Are you tired of turning on CNN and seeing taped highlights of the greatest debate gaffes of all time? You know, Dukakis on rape, Stockdale blanking out, Ford on Poland, etc. (Though Reagan's meandering trip down Highway 1 in the finale of the second 1984 debate never seems to make the cut. Too cruel, I guess. I can't even find it on YouTube.) In any case, Bob Somerby is tired of it, so instead he turns his gaze in a different direction:

Are these really the worst debate gaffes? You’ll note an omission in all such reports: When the press corps remembers the big debate blunders, the gaffes are all made by the candidates! The groaners committed by the own kind are left on the cutting-room floor! Once again, your gaze is directed away from the biggest clowns in our nation’s failing culture. In the interest of balance, we offer today the real biggest gaffes of all time.

....Worst debate performances ever:
Jim Lehrer, 1996/2000/2004
Bernie Shaw, 1988
Brian Williams/Tim Russert, Democratic debate, 10/30/07
Judy Woodruff, Democratic debate, January 2000
Tim Russert, Republican debate, January 2000 (in part for its comedy value)

Bob provides details on the first two. The rest you'll have to dredge up from your own memory banks. Or YouTube.

The religious right doesn't have a successful candidate running for president this year, and Amy Sullivan says this isn't really anything new: of the four GOP presidential candidates since the religious right's ascendance in the 80s, only one (George W. Bush) has really been friendly toward their cause. Why? Because, she says, although solid backing from the religious right would be a powerful force, that never happens:
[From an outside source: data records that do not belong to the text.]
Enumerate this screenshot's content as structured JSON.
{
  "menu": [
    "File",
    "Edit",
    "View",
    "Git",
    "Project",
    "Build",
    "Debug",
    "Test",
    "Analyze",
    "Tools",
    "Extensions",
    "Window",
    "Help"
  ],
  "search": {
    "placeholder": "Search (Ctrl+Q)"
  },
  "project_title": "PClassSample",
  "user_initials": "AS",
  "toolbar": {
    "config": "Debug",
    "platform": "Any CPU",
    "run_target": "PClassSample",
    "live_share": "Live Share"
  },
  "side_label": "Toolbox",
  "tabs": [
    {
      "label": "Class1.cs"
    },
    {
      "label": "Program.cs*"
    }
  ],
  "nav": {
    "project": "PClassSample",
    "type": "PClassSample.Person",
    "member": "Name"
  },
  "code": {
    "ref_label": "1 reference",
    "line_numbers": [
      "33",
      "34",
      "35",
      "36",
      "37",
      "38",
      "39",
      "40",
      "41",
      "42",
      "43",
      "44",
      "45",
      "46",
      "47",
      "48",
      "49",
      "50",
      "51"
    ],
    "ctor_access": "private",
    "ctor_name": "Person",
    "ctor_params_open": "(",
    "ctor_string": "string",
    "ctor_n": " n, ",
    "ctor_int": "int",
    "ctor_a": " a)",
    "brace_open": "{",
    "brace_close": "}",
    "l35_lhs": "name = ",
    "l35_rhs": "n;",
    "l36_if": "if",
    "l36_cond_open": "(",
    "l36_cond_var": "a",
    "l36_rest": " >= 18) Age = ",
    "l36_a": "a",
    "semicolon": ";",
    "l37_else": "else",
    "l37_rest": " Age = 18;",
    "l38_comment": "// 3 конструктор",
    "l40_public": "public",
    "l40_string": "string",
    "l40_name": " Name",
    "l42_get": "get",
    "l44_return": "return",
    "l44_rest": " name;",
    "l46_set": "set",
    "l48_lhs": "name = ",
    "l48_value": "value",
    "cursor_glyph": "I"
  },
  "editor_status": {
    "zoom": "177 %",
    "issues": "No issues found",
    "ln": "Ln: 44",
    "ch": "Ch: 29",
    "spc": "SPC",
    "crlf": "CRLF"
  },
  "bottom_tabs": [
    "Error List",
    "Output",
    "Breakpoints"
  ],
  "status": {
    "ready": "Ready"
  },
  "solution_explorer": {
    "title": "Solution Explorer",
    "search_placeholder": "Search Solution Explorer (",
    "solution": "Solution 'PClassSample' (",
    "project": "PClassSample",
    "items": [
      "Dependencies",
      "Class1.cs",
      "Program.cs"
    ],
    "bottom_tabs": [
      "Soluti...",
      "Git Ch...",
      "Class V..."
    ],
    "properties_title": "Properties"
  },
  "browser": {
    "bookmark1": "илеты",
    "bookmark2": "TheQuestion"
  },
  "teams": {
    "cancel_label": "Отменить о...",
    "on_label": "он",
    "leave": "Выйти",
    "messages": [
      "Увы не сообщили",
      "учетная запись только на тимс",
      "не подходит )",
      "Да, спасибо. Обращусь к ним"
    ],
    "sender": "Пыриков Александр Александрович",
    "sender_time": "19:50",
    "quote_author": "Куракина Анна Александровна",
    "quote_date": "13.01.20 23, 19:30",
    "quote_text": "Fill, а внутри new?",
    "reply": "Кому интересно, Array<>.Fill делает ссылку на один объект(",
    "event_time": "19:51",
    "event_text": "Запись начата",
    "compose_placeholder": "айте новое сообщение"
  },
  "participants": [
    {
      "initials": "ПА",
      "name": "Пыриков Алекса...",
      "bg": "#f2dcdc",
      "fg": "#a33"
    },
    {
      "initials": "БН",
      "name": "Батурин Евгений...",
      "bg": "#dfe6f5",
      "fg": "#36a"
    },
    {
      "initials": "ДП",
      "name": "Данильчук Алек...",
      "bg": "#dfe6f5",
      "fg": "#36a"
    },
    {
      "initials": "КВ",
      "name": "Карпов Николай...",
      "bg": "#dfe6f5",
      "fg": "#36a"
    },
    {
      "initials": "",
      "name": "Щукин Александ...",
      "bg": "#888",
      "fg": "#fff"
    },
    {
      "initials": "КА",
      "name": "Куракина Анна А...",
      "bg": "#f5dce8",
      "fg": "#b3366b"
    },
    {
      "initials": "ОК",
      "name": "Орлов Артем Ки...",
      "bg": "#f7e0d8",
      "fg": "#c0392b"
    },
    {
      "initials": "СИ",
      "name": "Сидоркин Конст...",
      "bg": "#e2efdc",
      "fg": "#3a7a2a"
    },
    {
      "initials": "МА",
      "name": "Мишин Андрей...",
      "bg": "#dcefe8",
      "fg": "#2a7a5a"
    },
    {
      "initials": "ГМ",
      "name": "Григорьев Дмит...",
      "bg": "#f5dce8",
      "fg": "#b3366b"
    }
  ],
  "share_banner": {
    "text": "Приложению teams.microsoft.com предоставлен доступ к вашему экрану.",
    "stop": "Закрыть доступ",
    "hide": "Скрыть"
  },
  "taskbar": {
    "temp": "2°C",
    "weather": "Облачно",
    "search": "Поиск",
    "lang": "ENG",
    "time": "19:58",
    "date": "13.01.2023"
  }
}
Candidates also know that the Religious Right–not to mention the evangelical electorate–is too divided to be able to deliver unified support....In addition, there is a serious but oft-overlooked theological and cultural division that runs through the Religious Right. Most people think of the movement as a co-production of Jerry Falwell and Pat Robertson. But while those two religious leaders did partner on some efforts, they had deep differences and kept largely to their own operations–Falwell with the Moral Majority and Robertson with the Christian Coalition. Falwell was a Baptist and a fundamentalist, highly skeptical of the charismatic Pentecostal tradition of Robertson. When Robertson ran for the GOP nomination in 1988, winning the Iowa caucuses, Falwell backed George H.W. Bush, with whom he had a long-standing relationship.

This election cycle’s version of the Robertson-Falwell split was between backers of Michele Bachmann (of the charismatic school) and Rick Perry (from more fundamentalist Baptist and Methodist roots). Even if one or both of the politicians had turned out to be stronger candidates, they would have had a hard time uniting conservative evangelicals behind them.

To outsiders, Hillary Clinton and Barack Obama probably seemed pretty much interchangeable in 2008. But they provided plenty of heat anyway thanks more to tribal divisions in the liberal movement than to serious policy differences. Likewise, Bachmann and Perry might seem two peas in a pod to those of us who don't understand the tribal divisions within the Christian Right. But they're there anyway.